Exercise prompt: The records are to be repeated in full, with the images removed.
#####
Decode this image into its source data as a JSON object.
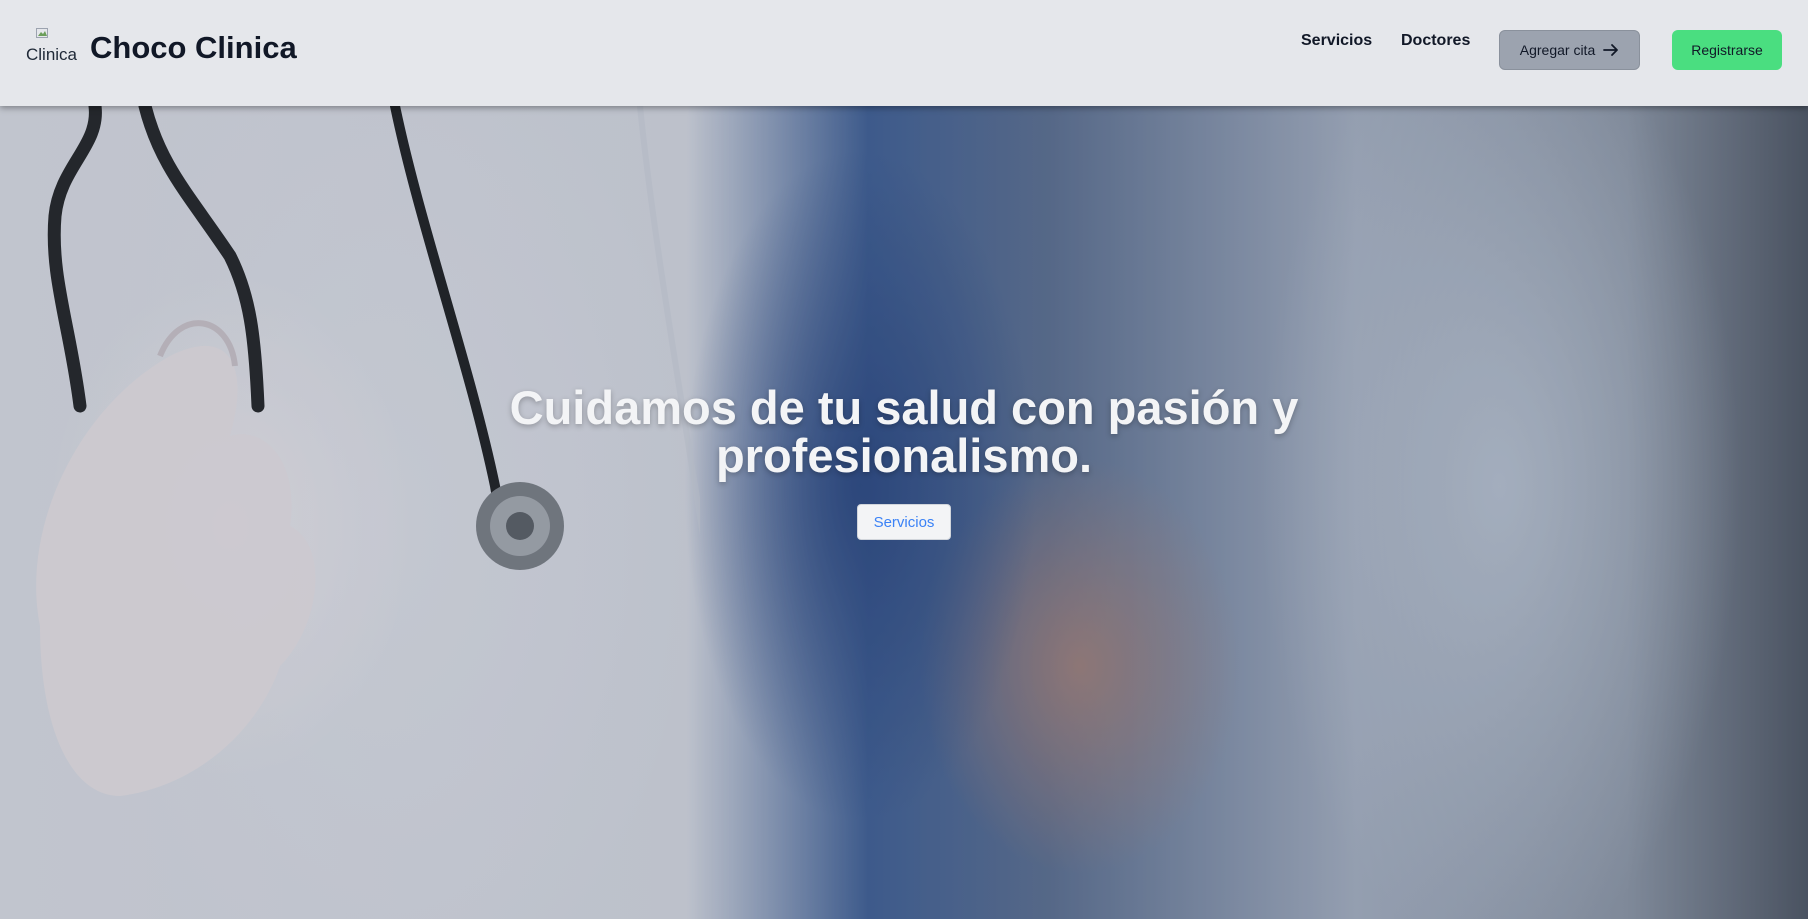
{
  "header": {
    "logo_alt": "Clinica",
    "brand": "Choco Clinica",
    "nav": {
      "servicios": "Servicios",
      "doctores": "Doctores"
    },
    "agregar_cita": "Agregar cita",
    "registrarse": "Registrarse"
  },
  "hero": {
    "title": "Cuidamos de tu salud con pasión y profesionalismo.",
    "button": "Servicios"
  },
  "colors": {
    "nav_bg": "#e5e7eb",
    "cita_button": "#9ca3af",
    "register_button": "#4ade80",
    "hero_button_text": "#3b82f6"
  },
  "icons": {
    "logo": "broken-image-icon",
    "arrow": "arrow-right-icon"
  }
}
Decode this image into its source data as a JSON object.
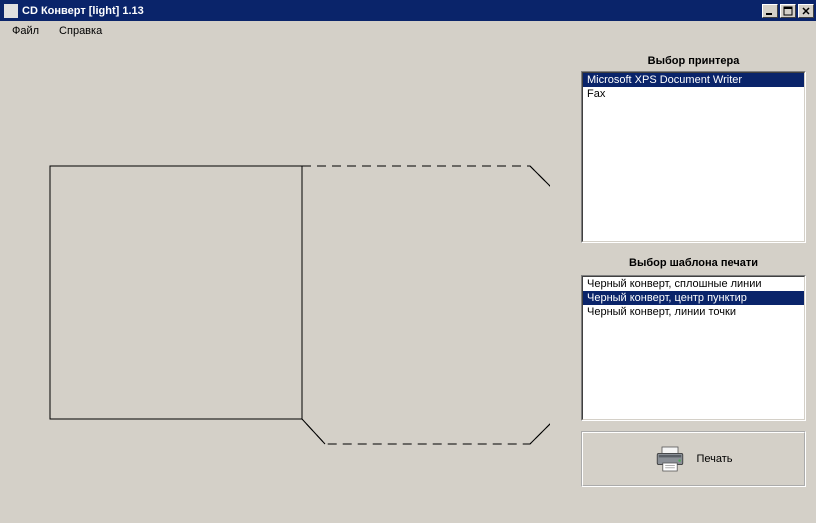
{
  "window": {
    "title": "CD Конверт [light] 1.13"
  },
  "menu": {
    "file": "Файл",
    "help": "Справка"
  },
  "printer_section": {
    "label": "Выбор принтера",
    "items": [
      {
        "label": "Microsoft XPS Document Writer",
        "selected": true
      },
      {
        "label": "Fax",
        "selected": false
      }
    ]
  },
  "template_section": {
    "label": "Выбор шаблона печати",
    "items": [
      {
        "label": "Черный конверт, сплошные линии",
        "selected": false
      },
      {
        "label": "Черный конверт, центр пунктир",
        "selected": true
      },
      {
        "label": "Черный конверт, линии точки",
        "selected": false
      }
    ]
  },
  "print_button": {
    "label": "Печать"
  }
}
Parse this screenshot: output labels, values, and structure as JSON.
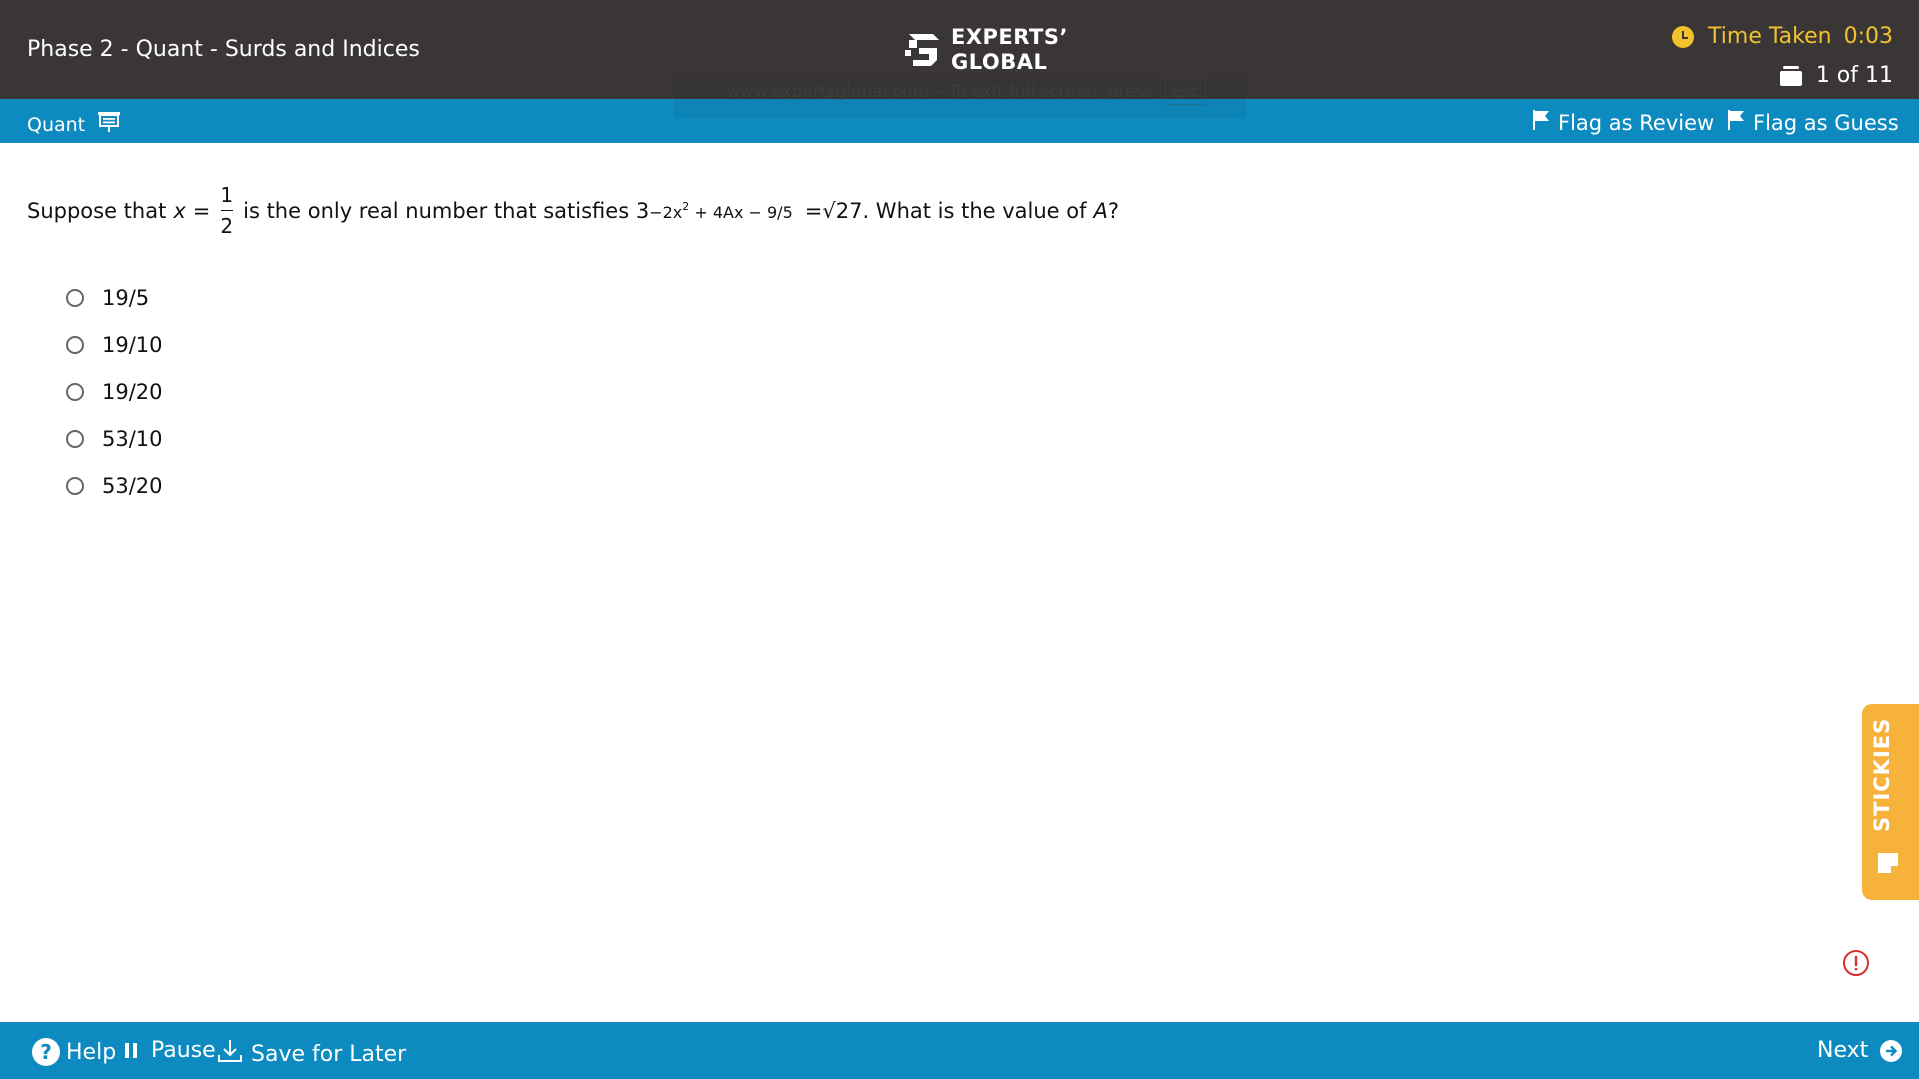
{
  "header": {
    "title": "Phase 2 - Quant - Surds and Indices",
    "logo_line1": "EXPERTS’",
    "logo_line2": "GLOBAL",
    "fullscreen_hint": "www.expertsglobal.com – To exit full screen, press",
    "fullscreen_key": "Esc",
    "time_label": "Time Taken",
    "time_value": "0:03",
    "question_counter": "1 of 11"
  },
  "section_bar": {
    "section_label": "Quant",
    "flag_review_label": "Flag as Review",
    "flag_guess_label": "Flag as Guess"
  },
  "question": {
    "prefix": "Suppose that",
    "variable": "x",
    "equals": "=",
    "frac_num": "1",
    "frac_den": "2",
    "middle": "is the only real number that satisfies 3",
    "exponent": "−2x",
    "exponent_sq": "2",
    "exponent_rest": " + 4Ax − 9/5",
    "suffix": "=√27. What is the value of",
    "target_var": "A",
    "end": "?"
  },
  "options": [
    {
      "label": "19/5"
    },
    {
      "label": "19/10"
    },
    {
      "label": "19/20"
    },
    {
      "label": "53/10"
    },
    {
      "label": "53/20"
    }
  ],
  "sidebar": {
    "stickies_label": "STICKIES"
  },
  "footer": {
    "help_label": "Help",
    "pause_label": "Pause",
    "save_label": "Save for Later",
    "next_label": "Next"
  },
  "colors": {
    "header_bg": "#3a3636",
    "accent_blue": "#0d8bc1",
    "timer_yellow": "#f2c12e",
    "stickies_orange": "#f7b23b",
    "alert_red": "#d62f2f"
  }
}
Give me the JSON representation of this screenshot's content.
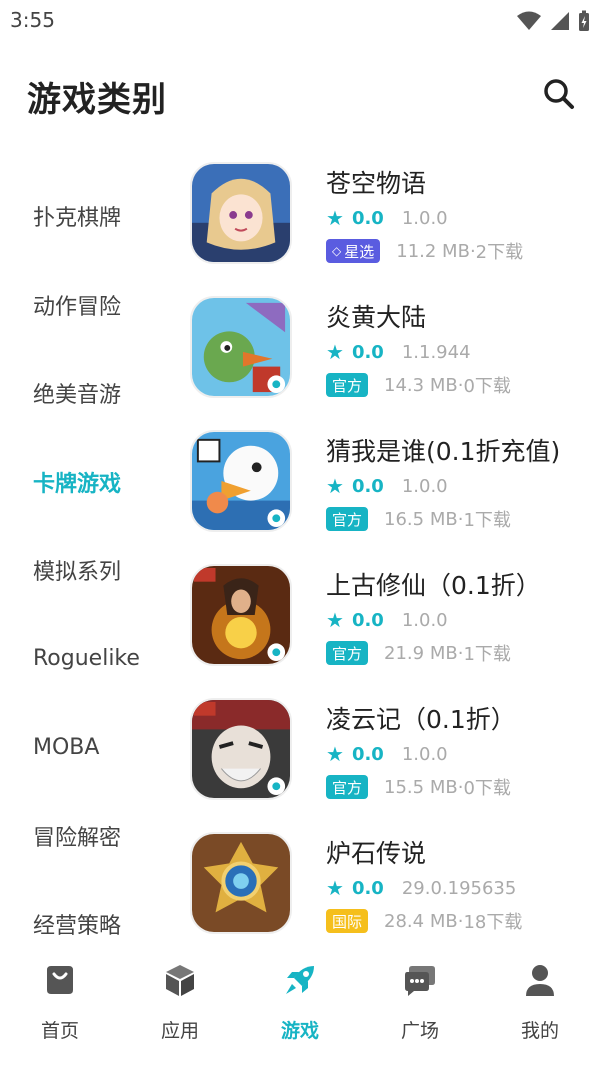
{
  "status_bar": {
    "time": "3:55"
  },
  "header": {
    "title": "游戏类别",
    "search_icon": "search-icon"
  },
  "sidebar": {
    "categories": [
      {
        "label": "扑克棋牌",
        "active": false
      },
      {
        "label": "动作冒险",
        "active": false
      },
      {
        "label": "绝美音游",
        "active": false
      },
      {
        "label": "卡牌游戏",
        "active": true
      },
      {
        "label": "模拟系列",
        "active": false
      },
      {
        "label": "Roguelike",
        "active": false
      },
      {
        "label": "MOBA",
        "active": false
      },
      {
        "label": "冒险解密",
        "active": false
      },
      {
        "label": "经营策略",
        "active": false
      }
    ]
  },
  "games": [
    {
      "name": "苍空物语",
      "score": "0.0",
      "version": "1.0.0",
      "badge": "星选",
      "badge_type": "select",
      "size": "11.2 MB",
      "downloads": "2下载"
    },
    {
      "name": "炎黄大陆",
      "score": "0.0",
      "version": "1.1.944",
      "badge": "官方",
      "badge_type": "official",
      "size": "14.3 MB",
      "downloads": "0下载"
    },
    {
      "name": "猜我是谁(0.1折充值)",
      "score": "0.0",
      "version": "1.0.0",
      "badge": "官方",
      "badge_type": "official",
      "size": "16.5 MB",
      "downloads": "1下载"
    },
    {
      "name": "上古修仙（0.1折）",
      "score": "0.0",
      "version": "1.0.0",
      "badge": "官方",
      "badge_type": "official",
      "size": "21.9 MB",
      "downloads": "1下载"
    },
    {
      "name": "凌云记（0.1折）",
      "score": "0.0",
      "version": "1.0.0",
      "badge": "官方",
      "badge_type": "official",
      "size": "15.5 MB",
      "downloads": "0下载"
    },
    {
      "name": "炉石传说",
      "score": "0.0",
      "version": "29.0.195635",
      "badge": "国际",
      "badge_type": "intl",
      "size": "28.4 MB",
      "downloads": "18下载"
    }
  ],
  "separator": " · ",
  "bottom_nav": {
    "items": [
      {
        "label": "首页",
        "icon": "shop-bag-icon",
        "active": false
      },
      {
        "label": "应用",
        "icon": "cube-icon",
        "active": false
      },
      {
        "label": "游戏",
        "icon": "rocket-icon",
        "active": true
      },
      {
        "label": "广场",
        "icon": "chat-bubbles-icon",
        "active": false
      },
      {
        "label": "我的",
        "icon": "person-icon",
        "active": false
      }
    ]
  },
  "colors": {
    "accent": "#17b4c4",
    "badge_official": "#17b4c4",
    "badge_intl": "#f5bf1c",
    "badge_select": "#5a5ce0"
  }
}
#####
Exercise answer:
Decode this image into its source data as a JSON object.
{
  "header": {
    "logo_alt": "Clinica",
    "brand": "Choco Clinica",
    "nav": {
      "servicios": "Servicios",
      "doctores": "Doctores"
    },
    "agregar_cita": "Agregar cita",
    "registrarse": "Registrarse"
  },
  "hero": {
    "title": "Cuidamos de tu salud con pasión y profesionalismo.",
    "button": "Servicios"
  },
  "colors": {
    "nav_bg": "#e5e7eb",
    "cita_button": "#9ca3af",
    "register_button": "#4ade80",
    "hero_button_text": "#3b82f6"
  },
  "icons": {
    "logo": "broken-image-icon",
    "arrow": "arrow-right-icon"
  }
}
Decode this image into its source data as a JSON object.
{
  "window": {
    "title": "CD Конверт [light] 1.13"
  },
  "menu": {
    "file": "Файл",
    "help": "Справка"
  },
  "printer_section": {
    "label": "Выбор принтера",
    "items": [
      {
        "label": "Microsoft XPS Document Writer",
        "selected": true
      },
      {
        "label": "Fax",
        "selected": false
      }
    ]
  },
  "template_section": {
    "label": "Выбор шаблона печати",
    "items": [
      {
        "label": "Черный конверт, сплошные линии",
        "selected": false
      },
      {
        "label": "Черный конверт, центр пунктир",
        "selected": true
      },
      {
        "label": "Черный конверт, линии точки",
        "selected": false
      }
    ]
  },
  "print_button": {
    "label": "Печать"
  }
}
Parse this screenshot: output labels, values, and structure as JSON.
{
  "header": {
    "title": "Phase 2 - Quant - Surds and Indices",
    "logo_line1": "EXPERTS’",
    "logo_line2": "GLOBAL",
    "fullscreen_hint": "www.expertsglobal.com – To exit full screen, press",
    "fullscreen_key": "Esc",
    "time_label": "Time Taken",
    "time_value": "0:03",
    "question_counter": "1 of 11"
  },
  "section_bar": {
    "section_label": "Quant",
    "flag_review_label": "Flag as Review",
    "flag_guess_label": "Flag as Guess"
  },
  "question": {
    "prefix": "Suppose that",
    "variable": "x",
    "equals": "=",
    "frac_num": "1",
    "frac_den": "2",
    "middle": "is the only real number that satisfies 3",
    "exponent": "−2x",
    "exponent_sq": "2",
    "exponent_rest": " + 4Ax − 9/5",
    "suffix": "=√27. What is the value of",
    "target_var": "A",
    "end": "?"
  },
  "options": [
    {
      "label": "19/5"
    },
    {
      "label": "19/10"
    },
    {
      "label": "19/20"
    },
    {
      "label": "53/10"
    },
    {
      "label": "53/20"
    }
  ],
  "sidebar": {
    "stickies_label": "STICKIES"
  },
  "footer": {
    "help_label": "Help",
    "pause_label": "Pause",
    "save_label": "Save for Later",
    "next_label": "Next"
  },
  "colors": {
    "header_bg": "#3a3636",
    "accent_blue": "#0d8bc1",
    "timer_yellow": "#f2c12e",
    "stickies_orange": "#f7b23b",
    "alert_red": "#d62f2f"
  }
}
Give me the JSON representation of this screenshot's content.
{
  "status_bar": {
    "time": "3:55"
  },
  "header": {
    "title": "游戏类别",
    "search_icon": "search-icon"
  },
  "sidebar": {
    "categories": [
      {
        "label": "扑克棋牌",
        "active": false
      },
      {
        "label": "动作冒险",
        "active": false
      },
      {
        "label": "绝美音游",
        "active": false
      },
      {
        "label": "卡牌游戏",
        "active": true
      },
      {
        "label": "模拟系列",
        "active": false
      },
      {
        "label": "Roguelike",
        "active": false
      },
      {
        "label": "MOBA",
        "active": false
      },
      {
        "label": "冒险解密",
        "active": false
      },
      {
        "label": "经营策略",
        "active": false
      }
    ]
  },
  "games": [
    {
      "name": "苍空物语",
      "score": "0.0",
      "version": "1.0.0",
      "badge": "星选",
      "badge_type": "select",
      "size": "11.2 MB",
      "downloads": "2下载"
    },
    {
      "name": "炎黄大陆",
      "score": "0.0",
      "version": "1.1.944",
      "badge": "官方",
      "badge_type": "official",
      "size": "14.3 MB",
      "downloads": "0下载"
    },
    {
      "name": "猜我是谁(0.1折充值)",
      "score": "0.0",
      "version": "1.0.0",
      "badge": "官方",
      "badge_type": "official",
      "size": "16.5 MB",
      "downloads": "1下载"
    },
    {
      "name": "上古修仙（0.1折）",
      "score": "0.0",
      "version": "1.0.0",
      "badge": "官方",
      "badge_type": "official",
      "size": "21.9 MB",
      "downloads": "1下载"
    },
    {
      "name": "凌云记（0.1折）",
      "score": "0.0",
      "version": "1.0.0",
      "badge": "官方",
      "badge_type": "official",
      "size": "15.5 MB",
      "downloads": "0下载"
    },
    {
      "name": "炉石传说",
      "score": "0.0",
      "version": "29.0.195635",
      "badge": "国际",
      "badge_type": "intl",
      "size": "28.4 MB",
      "downloads": "18下载"
    }
  ],
  "separator": " · ",
  "bottom_nav": {
    "items": [
      {
        "label": "首页",
        "icon": "shop-bag-icon",
        "active": false
      },
      {
        "label": "应用",
        "icon": "cube-icon",
        "active": false
      },
      {
        "label": "游戏",
        "icon": "rocket-icon",
        "active": true
      },
      {
        "label": "广场",
        "icon": "chat-bubbles-icon",
        "active": false
      },
      {
        "label": "我的",
        "icon": "person-icon",
        "active": false
      }
    ]
  },
  "colors": {
    "accent": "#17b4c4",
    "badge_official": "#17b4c4",
    "badge_intl": "#f5bf1c",
    "badge_select": "#5a5ce0"
  }
}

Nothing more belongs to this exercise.